How did you start making jewellery?
Design and craft have been a part of my life for as long as I can remember - my mum is a knitwear designer and my dad is a furniture maker and beekeeper. Both of them have stalls at the Saturday market in Galway and so I used to help them out when I was a child. I was obsessed with beads and beading and so I would often have my own little stall selling all sorts of beaded and Fimo jewellery. When it was time to go to college, I chose to study Metals and Jewellery at NCAD in Dublin, but having always had an interest in fashion and textiles I was lucky to get work in the costume department in the Abbey Theatre when I finished college. From there I went into film and TV, where I honed my skills as a historical costume maker. While I really enjoyed the work, I missed the process of researching, designing and making something from start to finish, and after 13 years I had had my fill of Dublin and city life in general, so I decided to move back west in 2016 with the idea to set up my own jewellery design business. The Dublin Christmas Flea Market in 2017 was my first major selling event, and it’s been all go since then!
How would you describe your work?
Lightweight, wearable art - ethical, sustainable and local!
What materials do you work with?
Right now I work mostly in Yew wood, one of our beautiful native Irish species. Yew has a beautiful fine grain and an amazing variety of colour and figure, from pale cream to orange to brown and sometimes even tiny flecks of purple. I also ebonise some of the pieces of wood to get a deep, rich black that provides a nice contrast. I finish all of my jewellery with sterling silver findings, and finally I polish them with beeswax from my dad’s hives in the Burren.
Sustainability and community are values that we share, can you tell us more about how this impacts your work?
I grew up in a very rural setting surrounded by the beautiful nature of the Burren, and had a love of nature and the outdoors instilled in me from a very young age. This appreciation and respect for the natural world follows was paramount in my decision to use native Irish woods in my work. Materials for me are really important. I think as a designer you have a responsibility not to contribute to the ever mounting pile of socially and environmentally destructive ‘consumables’ we have become so addicted to. I wanted to use a material that was completely natural, was available locally and was uniquely Irish, so wood seemed like an ideal choice. Natural, renewable, sustainable and beautiful! Now that I’ve been making my jewellery for a few years, and people are aware of my ethos and how I source my raw materials, I often get calls from people in the spring who have a tree or a limb down on their land, after the winter storms, and so I’m now building up a good store of all sorts of beautiful native Irish woods for future use, all sourced locally from the community around me.

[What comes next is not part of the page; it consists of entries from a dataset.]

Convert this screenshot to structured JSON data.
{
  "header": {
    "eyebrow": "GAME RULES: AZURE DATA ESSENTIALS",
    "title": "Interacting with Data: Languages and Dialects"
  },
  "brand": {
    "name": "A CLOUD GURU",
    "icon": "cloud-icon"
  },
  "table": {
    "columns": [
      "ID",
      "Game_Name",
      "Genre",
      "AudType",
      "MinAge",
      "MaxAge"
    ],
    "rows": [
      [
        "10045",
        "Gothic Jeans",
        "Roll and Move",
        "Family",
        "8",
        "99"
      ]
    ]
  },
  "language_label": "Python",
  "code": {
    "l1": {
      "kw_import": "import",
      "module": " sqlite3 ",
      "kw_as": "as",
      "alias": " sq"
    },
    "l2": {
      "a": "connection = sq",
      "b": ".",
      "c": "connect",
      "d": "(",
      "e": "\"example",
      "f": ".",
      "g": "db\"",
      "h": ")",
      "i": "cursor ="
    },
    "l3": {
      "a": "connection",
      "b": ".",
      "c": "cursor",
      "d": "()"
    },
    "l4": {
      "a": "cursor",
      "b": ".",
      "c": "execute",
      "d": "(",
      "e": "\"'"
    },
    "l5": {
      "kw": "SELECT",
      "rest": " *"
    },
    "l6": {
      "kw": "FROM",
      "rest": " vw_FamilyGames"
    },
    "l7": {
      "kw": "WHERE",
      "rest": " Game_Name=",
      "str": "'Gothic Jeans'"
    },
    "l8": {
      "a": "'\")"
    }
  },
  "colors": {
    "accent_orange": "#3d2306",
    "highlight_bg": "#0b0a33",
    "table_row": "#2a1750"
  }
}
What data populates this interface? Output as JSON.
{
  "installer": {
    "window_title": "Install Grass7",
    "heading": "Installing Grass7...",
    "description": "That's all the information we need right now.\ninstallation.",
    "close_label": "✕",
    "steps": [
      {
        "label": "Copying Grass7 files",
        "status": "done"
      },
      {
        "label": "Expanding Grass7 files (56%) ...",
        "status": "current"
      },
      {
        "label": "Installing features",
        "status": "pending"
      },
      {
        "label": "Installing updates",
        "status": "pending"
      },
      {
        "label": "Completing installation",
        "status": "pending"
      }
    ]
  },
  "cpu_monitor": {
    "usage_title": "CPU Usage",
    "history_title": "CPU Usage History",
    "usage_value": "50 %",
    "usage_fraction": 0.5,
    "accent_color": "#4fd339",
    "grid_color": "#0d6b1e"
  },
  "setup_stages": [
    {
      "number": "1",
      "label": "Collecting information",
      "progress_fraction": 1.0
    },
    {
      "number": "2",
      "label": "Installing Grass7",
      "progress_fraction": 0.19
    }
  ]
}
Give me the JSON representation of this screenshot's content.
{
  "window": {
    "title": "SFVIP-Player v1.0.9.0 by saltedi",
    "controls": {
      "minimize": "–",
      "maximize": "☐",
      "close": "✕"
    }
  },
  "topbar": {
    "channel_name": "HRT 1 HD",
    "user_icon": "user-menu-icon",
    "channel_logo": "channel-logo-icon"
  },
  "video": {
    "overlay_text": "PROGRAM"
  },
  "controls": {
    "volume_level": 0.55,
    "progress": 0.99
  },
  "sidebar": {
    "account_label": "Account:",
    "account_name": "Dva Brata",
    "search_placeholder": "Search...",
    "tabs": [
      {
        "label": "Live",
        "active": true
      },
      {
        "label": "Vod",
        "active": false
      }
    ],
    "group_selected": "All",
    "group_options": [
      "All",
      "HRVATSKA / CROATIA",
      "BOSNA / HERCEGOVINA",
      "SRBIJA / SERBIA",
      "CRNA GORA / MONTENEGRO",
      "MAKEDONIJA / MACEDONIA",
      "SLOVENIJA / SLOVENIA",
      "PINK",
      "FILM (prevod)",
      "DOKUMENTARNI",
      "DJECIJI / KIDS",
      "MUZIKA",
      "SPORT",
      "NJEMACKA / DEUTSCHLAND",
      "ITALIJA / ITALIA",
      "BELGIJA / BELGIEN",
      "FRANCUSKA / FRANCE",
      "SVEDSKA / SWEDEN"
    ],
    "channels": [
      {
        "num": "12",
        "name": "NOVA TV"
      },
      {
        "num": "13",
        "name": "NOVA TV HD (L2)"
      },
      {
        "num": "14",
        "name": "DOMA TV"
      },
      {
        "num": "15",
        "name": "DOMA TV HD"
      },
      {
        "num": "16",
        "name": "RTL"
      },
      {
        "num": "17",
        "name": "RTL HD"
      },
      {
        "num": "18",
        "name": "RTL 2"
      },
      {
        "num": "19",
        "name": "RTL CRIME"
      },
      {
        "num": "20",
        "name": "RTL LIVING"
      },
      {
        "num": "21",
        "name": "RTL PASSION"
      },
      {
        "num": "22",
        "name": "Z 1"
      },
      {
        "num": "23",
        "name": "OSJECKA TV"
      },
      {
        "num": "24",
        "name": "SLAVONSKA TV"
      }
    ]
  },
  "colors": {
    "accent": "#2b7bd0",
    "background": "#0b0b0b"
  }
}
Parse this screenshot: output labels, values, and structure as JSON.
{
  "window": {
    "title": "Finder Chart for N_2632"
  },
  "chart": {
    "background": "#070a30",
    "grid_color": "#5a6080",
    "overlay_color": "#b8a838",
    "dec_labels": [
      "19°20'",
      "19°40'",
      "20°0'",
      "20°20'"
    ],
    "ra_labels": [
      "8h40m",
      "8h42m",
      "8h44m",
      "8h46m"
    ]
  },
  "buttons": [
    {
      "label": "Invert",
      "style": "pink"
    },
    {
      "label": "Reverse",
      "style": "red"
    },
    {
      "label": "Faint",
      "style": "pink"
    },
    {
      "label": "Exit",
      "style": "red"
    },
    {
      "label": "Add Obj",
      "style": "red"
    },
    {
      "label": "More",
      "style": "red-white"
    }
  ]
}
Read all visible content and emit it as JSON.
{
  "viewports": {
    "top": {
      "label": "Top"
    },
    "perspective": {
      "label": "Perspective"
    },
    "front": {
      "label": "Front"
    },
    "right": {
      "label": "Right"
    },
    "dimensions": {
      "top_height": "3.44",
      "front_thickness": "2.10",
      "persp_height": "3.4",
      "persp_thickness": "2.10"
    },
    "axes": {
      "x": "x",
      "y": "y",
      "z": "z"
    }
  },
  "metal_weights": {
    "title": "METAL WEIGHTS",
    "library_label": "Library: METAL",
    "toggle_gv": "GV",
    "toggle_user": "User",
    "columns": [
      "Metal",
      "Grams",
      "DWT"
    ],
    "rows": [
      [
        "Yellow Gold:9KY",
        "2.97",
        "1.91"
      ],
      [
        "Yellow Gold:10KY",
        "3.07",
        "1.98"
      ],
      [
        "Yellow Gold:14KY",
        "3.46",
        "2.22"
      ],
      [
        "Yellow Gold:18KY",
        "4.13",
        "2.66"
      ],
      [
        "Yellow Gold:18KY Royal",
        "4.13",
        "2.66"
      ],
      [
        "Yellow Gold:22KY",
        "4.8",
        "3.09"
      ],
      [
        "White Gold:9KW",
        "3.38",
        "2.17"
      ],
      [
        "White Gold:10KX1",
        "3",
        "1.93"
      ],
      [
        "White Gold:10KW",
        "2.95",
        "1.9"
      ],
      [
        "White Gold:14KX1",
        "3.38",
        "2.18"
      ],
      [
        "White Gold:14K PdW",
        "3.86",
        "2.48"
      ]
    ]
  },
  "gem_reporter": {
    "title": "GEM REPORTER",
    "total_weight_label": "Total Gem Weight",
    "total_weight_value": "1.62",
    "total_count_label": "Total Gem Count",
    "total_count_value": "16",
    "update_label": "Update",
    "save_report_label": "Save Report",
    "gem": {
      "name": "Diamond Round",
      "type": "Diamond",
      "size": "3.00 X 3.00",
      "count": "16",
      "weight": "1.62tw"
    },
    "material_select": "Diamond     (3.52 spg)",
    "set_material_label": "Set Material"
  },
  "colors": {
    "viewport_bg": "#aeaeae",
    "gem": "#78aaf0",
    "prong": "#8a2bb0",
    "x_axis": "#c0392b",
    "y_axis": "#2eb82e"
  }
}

What inspires you?
I’ve always been really interested in pattern and geometry, and there is so much of both to be found in nature, so most of my work comes out of looking for those patterns and structures in the natural world around me. I’m also really inspired by travelling and different cultures, especially the very geometric art and architecture typical of North Africa and the Middle East.
I always take lots of photographs and notes while travelling and these will usually filter through into my work over the following months.
What does your creative process look like?
Because I don’t buy commercially produced wood, there is a fair amount of work involved in getting it from tree trunk to a finished piece of jewellery. First it has to dry - 1 year per inch of thickness. Then I get it cut into thin planks at a saw mill - followed by a lot of sanding until it is beautifully smooth. Once it has reached this stage I get all of the individual components laser cut to my designs, then everything gets sanded again to a finer grit. At this stage I ebonise some of the pieces for contrast. I use iron oxide (wire wool dissolved in vinegar) which reacts with the natural tannins in the wood turning it a deep rich black. Then there is some drilling, assembling and polishing with beeswax polish and finally I put everything together using sterling silver findings. It’s quite a bit of work!
How would you like people to feel when they see/ wear your pieces?
Comfortable, natural, beautiful, happy.
Is there a piece from your collection that you are particularly loving right now?
At the moment I’m really loving my Oriel drop earrings in black. They are part of my “Windows” collection that I designed during our most extreme lockdown in 2020 when a lot of time was spent looking out of windows. Each piece from this collection has a cutout ‘window’ section, some tiny and some a little larger, and I made sure to use the cut out section somewhere else in the piece, as I find it really satisfying to waste nothing! Aside from loving the way these look, they are also just some comfortable to wear. I’ve made sure to soften all of the edges by sanding them nice and smooth, and the wood is so lightweight you barely feel them on your ears.
Can we find you on social media?
Explore and shop Rowena's designs here